The history of the first photograph of the Acropolis starts early 1842, when 38 year-old artist and scholar Joseph-Philibert Girault de Prangey began his “grand tour” of Palestine, Egypt, Syria, Italy, Turkey and Greece, using a daguerreotype camera in his travels. Before this trip, he had already written two books on the Arab and Moorish monuments of Sicily and Spain. Horace Vernet, Frédéric Goupil-Fesquet and Gaspard-Pierre-Gustave Joly had undertaken similar travels before him, but none of their daguerreotypes were saved.
Girault de Prangey first arrived in Marseilles and Rome, and then travelled to Greece, Cairo, Alexandria, Istanbul, before reaching the archaeological sites of Asia Minor, “straying as far away as possible from the roads commonly used”. He continued his three-year long trek by visiting the Holy land, Baalbek, Damascus, and Aleppo.
His daguerreotypes are the oldest existing photographs of Greece, Palestine, Egypt, Syria and Turkey. Surprisingly, his work was discovered in the 1920s in a storage building of his estate and was made public only 80 years later.
The birth of the photograph and the rite of the “Grand Tour”
The birth of the photograph coincides with the rite of the “grand tour”, a type of voyage by Westerners in search of knowledge and exoticism, comprising travels to Italy, but also later to the so-called Orient. The “grand tour” (for a history of the term see Towner 1985) was an aesthetic experience that marked many generations of painters and scholars – British and French alike (Bustarret 1993).

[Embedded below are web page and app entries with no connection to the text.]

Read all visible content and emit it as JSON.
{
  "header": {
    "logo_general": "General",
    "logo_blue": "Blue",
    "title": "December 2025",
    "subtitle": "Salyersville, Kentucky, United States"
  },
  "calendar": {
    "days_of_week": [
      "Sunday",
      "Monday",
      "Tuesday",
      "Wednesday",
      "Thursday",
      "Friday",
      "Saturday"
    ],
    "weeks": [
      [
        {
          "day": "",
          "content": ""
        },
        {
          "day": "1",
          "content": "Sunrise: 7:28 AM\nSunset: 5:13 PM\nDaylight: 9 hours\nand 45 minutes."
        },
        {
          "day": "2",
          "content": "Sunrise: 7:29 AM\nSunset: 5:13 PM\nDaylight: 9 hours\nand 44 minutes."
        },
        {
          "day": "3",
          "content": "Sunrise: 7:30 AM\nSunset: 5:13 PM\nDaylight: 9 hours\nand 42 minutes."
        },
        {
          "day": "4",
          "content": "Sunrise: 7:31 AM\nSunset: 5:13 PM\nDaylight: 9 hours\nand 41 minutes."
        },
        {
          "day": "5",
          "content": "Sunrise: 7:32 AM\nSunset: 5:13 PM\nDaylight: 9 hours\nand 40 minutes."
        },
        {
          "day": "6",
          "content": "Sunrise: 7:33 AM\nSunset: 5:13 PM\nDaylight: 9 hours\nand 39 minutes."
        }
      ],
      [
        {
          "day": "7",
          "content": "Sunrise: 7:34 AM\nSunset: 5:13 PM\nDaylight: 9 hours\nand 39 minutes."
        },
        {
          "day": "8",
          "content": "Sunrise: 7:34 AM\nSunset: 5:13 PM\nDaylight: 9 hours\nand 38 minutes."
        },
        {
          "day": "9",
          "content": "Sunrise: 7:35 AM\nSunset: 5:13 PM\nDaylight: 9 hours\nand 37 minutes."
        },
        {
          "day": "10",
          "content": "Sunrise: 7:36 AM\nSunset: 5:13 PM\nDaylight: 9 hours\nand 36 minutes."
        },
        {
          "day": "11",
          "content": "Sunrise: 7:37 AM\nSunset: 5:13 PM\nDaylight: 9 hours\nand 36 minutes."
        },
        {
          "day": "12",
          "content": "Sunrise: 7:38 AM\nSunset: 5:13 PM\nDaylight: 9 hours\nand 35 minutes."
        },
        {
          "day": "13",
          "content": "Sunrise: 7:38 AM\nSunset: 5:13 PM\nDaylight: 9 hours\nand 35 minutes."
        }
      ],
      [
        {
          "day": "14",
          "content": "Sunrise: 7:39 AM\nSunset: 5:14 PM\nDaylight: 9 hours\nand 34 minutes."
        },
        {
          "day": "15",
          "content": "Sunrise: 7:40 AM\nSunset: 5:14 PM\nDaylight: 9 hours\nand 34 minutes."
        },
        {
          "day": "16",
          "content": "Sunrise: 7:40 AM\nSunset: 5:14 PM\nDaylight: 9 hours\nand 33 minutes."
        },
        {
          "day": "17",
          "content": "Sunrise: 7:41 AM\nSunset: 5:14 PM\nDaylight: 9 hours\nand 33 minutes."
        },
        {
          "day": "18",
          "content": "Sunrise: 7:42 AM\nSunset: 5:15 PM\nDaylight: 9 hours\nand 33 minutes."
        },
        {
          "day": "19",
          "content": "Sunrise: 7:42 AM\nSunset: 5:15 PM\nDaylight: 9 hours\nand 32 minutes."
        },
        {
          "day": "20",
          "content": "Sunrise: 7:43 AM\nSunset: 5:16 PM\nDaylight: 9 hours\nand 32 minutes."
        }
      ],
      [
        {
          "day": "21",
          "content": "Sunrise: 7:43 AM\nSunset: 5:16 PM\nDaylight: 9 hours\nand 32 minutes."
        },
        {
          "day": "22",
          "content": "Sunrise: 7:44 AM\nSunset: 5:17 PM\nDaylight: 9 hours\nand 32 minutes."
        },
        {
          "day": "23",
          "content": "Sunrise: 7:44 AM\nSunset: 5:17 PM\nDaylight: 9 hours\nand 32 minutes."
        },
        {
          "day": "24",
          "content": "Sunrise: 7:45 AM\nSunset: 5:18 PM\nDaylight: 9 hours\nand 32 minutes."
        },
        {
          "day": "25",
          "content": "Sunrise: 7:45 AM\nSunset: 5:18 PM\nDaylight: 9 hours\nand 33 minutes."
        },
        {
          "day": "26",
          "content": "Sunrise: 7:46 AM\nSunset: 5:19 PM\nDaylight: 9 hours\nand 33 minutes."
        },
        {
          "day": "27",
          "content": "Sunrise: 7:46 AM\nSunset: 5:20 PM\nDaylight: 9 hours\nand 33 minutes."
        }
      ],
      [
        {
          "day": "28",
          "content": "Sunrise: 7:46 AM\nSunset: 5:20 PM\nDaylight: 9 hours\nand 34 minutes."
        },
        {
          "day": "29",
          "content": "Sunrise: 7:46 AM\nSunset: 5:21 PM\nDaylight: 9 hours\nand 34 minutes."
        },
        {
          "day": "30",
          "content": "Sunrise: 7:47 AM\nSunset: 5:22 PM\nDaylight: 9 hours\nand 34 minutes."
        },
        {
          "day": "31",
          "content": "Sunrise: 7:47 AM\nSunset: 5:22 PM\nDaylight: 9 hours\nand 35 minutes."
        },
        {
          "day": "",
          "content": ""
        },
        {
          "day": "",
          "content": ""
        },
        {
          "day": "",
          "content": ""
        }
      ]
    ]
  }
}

19th century Orientalism was inextricably linked with photography in France: following the invention of the fixed image process by Niépce (1765-1833) and Daguerre (1787-1851), François Arago (1786-1853) would recommend at the outset the use of photography for the needs of Egyptology (Millet 2003).
Joseph-Philibert Girault de Prangey: an unsung pioneer of the daguerreotype
Joseph-Philibert Girault de Prangey (1804-1892), heir to a great fortune, dedicated his life to traveling, botany, drawing, architecture, and an invention that won his heart right away: photography. His 1842 shot of the Temple of Olympian Zeus in Athens, with a dark sky looming over its ruins, was considered bold by experts.
The numerous daguerreotypes he brought back from his voyage to the Orient (1842-45) (more than 800 plaques, non reproducible, extremely fragile) constitute visual documents of exceptional importance, since they allow us to discover the earlier form of many sites that were later transformed or even destroyed.
For Girault de Prangey, the daguerreotype was just a tool at the service of his drawings, since he never considered photography as having any value other than helping in the precision of his renderings. In his mind, it was just a simple note-keeping device, as this was also the case for many other travelers at the time.
His only known self-portrait depicts the artist, who was trained at the Beaux-Arts School in Paris, standing in front of the camera with pencil in hand, as for him art in the very end could not be mediated through an automated depiction by a machine. However, he will remain in history for his unique photographs and in particular the first photograph of the Acropolis.
By Magdalini Varoucha. Translated from French to English by Dimitris Gkintidis.
Originally written for our French-language sister website Grecehebdo.gr